» Work required
Scan the listing below for "submenu", then report every line that has it.
Data START
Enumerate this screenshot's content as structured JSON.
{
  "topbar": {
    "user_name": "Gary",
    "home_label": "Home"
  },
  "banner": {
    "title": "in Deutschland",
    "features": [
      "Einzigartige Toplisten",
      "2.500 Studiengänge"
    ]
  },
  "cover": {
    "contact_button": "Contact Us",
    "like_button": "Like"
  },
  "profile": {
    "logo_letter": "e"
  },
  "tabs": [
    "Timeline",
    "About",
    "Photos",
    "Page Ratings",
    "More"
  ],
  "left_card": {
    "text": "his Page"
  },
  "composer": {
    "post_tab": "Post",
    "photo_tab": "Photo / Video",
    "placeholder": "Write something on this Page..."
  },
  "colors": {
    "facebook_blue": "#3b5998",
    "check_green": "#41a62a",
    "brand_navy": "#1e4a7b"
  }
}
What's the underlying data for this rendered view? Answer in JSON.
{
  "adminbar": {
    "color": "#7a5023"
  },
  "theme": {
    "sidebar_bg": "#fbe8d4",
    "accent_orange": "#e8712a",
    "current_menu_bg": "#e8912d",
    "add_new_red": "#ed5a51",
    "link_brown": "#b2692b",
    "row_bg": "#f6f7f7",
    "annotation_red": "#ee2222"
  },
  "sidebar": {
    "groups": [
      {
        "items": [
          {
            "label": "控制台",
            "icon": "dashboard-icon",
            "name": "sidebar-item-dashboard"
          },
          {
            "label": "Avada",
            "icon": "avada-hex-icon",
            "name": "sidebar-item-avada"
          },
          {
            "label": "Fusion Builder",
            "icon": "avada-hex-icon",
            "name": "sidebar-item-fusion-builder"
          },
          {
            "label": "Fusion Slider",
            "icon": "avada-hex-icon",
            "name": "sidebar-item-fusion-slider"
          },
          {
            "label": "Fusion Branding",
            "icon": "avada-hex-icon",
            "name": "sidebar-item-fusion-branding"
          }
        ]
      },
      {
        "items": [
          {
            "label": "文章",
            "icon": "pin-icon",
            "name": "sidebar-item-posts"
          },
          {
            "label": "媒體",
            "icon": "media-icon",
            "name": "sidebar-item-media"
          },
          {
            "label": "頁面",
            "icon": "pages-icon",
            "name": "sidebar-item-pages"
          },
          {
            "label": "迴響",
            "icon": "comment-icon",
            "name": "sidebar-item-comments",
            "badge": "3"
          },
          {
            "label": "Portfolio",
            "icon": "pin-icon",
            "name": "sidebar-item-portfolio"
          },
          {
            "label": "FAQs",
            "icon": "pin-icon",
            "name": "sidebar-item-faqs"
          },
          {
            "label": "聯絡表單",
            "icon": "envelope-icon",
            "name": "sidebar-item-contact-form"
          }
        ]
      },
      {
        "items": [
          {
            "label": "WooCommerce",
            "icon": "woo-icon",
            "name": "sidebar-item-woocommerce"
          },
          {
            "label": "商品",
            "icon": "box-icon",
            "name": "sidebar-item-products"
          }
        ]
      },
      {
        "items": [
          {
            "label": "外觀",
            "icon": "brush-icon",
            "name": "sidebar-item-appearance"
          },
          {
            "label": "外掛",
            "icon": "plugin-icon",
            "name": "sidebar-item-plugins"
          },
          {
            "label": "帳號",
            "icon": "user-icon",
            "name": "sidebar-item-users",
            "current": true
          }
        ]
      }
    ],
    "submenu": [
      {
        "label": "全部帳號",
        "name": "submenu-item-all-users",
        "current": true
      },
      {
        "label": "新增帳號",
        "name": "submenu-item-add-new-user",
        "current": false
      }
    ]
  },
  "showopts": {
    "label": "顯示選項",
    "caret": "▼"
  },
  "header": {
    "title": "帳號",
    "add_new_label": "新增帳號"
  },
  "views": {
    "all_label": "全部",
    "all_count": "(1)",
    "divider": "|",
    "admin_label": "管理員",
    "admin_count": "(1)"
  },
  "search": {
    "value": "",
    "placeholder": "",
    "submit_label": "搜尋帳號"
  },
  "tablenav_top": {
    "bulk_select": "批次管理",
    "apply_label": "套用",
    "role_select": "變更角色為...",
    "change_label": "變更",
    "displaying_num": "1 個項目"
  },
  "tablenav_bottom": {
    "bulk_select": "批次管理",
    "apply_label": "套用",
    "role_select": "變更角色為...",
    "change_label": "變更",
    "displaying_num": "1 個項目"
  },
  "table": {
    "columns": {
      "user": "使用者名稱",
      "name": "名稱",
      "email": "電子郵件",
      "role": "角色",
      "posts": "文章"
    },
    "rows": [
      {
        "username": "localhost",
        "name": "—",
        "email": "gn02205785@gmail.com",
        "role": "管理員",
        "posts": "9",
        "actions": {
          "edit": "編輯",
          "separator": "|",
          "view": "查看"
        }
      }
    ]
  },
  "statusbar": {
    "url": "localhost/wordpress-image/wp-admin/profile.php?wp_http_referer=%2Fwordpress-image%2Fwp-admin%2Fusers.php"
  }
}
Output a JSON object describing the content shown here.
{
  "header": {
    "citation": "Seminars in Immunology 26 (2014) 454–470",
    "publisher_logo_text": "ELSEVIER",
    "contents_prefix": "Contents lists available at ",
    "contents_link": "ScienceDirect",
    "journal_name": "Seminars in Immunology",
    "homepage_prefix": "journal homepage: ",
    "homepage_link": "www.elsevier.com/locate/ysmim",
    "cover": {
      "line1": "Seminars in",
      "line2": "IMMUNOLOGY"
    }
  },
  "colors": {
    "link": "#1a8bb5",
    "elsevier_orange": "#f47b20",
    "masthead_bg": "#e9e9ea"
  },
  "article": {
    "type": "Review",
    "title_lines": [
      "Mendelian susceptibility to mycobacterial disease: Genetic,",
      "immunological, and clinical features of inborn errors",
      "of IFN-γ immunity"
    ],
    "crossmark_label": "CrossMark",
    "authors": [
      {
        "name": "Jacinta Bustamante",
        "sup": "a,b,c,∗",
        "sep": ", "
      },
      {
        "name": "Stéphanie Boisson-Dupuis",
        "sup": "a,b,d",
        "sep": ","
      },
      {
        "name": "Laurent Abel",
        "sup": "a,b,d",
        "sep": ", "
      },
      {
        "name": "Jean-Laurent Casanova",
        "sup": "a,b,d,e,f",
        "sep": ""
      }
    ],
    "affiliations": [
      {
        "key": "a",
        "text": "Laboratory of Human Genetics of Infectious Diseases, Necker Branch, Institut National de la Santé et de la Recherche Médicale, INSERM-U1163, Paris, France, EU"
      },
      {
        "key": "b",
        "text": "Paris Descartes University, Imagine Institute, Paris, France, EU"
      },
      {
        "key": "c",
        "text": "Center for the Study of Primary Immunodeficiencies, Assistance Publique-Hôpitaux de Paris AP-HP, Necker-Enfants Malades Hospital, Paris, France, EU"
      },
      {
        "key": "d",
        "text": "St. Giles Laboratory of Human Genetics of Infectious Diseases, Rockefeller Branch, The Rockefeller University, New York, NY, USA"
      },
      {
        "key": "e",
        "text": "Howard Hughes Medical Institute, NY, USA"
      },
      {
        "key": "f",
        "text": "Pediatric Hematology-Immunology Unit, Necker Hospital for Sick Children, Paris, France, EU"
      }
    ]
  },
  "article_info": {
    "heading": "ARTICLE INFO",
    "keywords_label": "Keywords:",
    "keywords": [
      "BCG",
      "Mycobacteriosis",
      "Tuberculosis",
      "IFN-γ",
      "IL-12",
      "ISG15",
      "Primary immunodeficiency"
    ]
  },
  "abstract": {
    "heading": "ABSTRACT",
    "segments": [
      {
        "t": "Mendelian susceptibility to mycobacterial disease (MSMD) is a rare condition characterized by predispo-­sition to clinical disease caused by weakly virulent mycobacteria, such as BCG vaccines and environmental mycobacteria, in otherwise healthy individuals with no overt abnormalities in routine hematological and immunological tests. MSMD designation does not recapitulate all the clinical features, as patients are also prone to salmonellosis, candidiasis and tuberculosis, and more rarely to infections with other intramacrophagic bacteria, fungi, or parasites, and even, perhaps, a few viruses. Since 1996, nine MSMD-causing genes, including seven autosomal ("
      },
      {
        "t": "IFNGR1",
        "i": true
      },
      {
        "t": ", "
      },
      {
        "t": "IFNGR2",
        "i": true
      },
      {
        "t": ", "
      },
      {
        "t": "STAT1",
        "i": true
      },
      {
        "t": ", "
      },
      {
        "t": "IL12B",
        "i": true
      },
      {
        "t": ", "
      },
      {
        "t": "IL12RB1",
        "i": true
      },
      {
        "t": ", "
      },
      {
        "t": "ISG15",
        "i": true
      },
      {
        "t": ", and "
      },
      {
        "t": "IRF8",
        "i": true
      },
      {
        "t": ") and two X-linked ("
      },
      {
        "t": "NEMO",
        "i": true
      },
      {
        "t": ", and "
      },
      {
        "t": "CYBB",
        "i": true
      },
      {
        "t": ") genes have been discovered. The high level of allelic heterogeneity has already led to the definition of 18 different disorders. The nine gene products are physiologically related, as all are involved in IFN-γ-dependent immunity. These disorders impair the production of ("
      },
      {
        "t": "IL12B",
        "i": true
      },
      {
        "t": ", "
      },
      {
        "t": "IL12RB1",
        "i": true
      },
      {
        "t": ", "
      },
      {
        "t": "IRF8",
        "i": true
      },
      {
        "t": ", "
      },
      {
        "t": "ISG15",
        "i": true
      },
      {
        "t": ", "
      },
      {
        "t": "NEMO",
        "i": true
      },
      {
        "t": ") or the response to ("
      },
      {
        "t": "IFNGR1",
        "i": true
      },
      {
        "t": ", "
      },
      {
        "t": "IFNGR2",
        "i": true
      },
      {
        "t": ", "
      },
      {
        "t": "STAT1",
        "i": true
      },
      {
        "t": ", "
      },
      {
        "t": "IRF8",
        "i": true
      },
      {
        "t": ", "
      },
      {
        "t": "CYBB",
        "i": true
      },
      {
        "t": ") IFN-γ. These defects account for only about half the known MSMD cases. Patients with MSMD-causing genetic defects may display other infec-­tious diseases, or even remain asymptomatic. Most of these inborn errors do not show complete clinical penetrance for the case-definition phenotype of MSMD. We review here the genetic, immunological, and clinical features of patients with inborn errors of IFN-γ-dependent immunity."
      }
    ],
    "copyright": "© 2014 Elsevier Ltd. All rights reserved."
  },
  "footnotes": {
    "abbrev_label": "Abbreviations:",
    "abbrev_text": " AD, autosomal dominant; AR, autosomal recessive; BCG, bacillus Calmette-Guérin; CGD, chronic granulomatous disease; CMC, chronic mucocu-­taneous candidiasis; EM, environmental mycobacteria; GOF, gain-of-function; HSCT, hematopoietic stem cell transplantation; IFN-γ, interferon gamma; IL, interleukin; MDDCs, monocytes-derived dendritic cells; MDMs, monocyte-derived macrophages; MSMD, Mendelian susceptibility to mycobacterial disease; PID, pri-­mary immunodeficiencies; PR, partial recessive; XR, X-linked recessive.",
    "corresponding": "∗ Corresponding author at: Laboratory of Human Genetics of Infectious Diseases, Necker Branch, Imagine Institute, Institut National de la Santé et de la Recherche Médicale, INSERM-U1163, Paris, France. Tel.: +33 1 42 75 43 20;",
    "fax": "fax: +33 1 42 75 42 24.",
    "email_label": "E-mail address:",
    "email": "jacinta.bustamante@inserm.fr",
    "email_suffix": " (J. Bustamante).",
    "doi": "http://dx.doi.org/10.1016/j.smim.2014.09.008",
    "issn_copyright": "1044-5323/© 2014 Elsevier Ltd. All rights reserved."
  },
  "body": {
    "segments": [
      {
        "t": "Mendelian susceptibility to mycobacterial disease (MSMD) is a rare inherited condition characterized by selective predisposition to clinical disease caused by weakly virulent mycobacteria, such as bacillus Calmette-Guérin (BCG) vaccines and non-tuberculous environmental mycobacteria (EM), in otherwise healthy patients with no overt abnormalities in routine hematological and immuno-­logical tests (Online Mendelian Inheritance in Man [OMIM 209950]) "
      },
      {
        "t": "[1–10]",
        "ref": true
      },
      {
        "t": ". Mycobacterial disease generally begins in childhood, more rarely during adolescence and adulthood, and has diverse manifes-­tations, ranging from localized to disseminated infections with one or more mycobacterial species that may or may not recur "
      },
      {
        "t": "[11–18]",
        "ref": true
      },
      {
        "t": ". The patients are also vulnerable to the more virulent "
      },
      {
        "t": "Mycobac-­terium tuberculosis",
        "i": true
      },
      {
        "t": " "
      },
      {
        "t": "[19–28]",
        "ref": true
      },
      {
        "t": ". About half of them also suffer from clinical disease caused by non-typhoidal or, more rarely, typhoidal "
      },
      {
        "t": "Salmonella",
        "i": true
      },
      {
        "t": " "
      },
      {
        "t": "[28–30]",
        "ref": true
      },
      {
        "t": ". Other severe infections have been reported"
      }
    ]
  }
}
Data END
» Result for this exercise
    "submenu": [
        "name": "submenu-item-all-users",
        "name": "submenu-item-add-new-user",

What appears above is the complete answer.